(Saved entries)
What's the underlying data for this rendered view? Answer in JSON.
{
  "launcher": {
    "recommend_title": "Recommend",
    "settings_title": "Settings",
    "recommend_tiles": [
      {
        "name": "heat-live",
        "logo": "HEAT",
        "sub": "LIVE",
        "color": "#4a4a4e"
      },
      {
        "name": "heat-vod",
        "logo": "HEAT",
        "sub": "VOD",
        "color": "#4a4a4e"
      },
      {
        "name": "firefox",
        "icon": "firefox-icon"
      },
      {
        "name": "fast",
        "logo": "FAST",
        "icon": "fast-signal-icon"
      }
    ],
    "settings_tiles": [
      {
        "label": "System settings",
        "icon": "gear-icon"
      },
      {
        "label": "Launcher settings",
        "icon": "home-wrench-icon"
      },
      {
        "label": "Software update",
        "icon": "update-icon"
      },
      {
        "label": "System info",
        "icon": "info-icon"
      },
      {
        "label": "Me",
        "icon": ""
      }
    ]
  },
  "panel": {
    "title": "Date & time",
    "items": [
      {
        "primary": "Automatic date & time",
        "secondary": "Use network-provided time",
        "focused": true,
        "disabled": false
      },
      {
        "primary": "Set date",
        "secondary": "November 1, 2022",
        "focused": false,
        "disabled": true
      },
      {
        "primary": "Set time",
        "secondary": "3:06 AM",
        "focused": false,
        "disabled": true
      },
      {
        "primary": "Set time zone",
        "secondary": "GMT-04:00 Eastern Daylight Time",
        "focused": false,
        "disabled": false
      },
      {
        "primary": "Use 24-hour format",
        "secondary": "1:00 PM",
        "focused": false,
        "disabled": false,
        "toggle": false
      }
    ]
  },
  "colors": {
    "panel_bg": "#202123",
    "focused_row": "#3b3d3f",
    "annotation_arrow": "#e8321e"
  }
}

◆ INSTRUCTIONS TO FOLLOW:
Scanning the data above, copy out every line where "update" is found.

◆ RESULT OF THE EXERCISE:
        "label": "Software update",
        "icon": "update-icon"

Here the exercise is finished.